“We know we’re at an absolutely pivotal point right now and shame on us if we don’t do something about it—we have to,” Shumaker said.
He said the center will allow Indianapolis to be a hub for important conversations about biome preservation and preventing the extinction of endangered animals—something he said will be a key focus for the zoo moving forward.
But Shumaker, like Crowther, will face the challenge of a number of competing interests at the zoo, Vehrs said, ranging from its role as a trusted source of information to serving as a local attraction, to leveraging its resources as a conservation organization.
His potential impact could include being known for “creating great, immersive naturalistic exhibits,” Vehrs said. “I think that’s certainly a possibility, along with other impactful conservation initiatives.”
He’ll also be the one to lead the species survival center, she added, likely sharing somewhat of a split legacy for the project with Crowther.
“Obviously, [Shumaker will] have his own ideas, and develop—over a hopefully very long career—his own legacy,” Vehrs said.
Shumaker said the zoo will develop a long-term strategy through comprehensive planning that will involve employee and community input.
“The one thing we need more than anything else when it comes to conservation is more voices supporting preservation of the natural world,” he said. “We need everybody involved at whatever level they can be.”
The zoo has also long wanted to expand by moving its parking lots. In September, it acquired 28 acres of land through an agreement with Indianapolis-based Ambrose Property Group, which owns the former GM stamping plant site across East Washington Street (and whose president, Aasif Bade, is on the zoo board). That land is now being used for overflow zoo parking, but the long-term plan might include moving most parking there.

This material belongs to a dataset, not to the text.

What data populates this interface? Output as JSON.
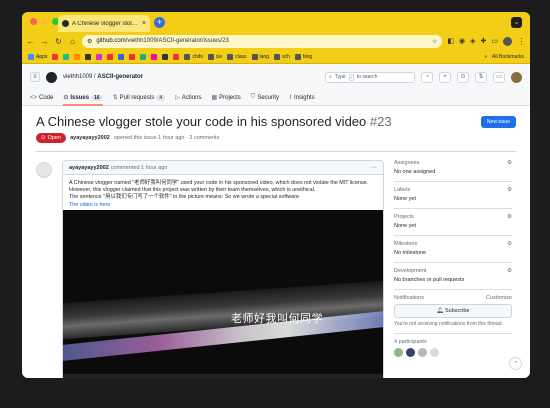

Shumaker said a number of options are on the table. “This strategic plan is going to reveal [our goals] as we go forward, but it would not be genuine for me to tell you right now exactly what we’re going to do for the next 10 years because that would be nonsense,” he said.•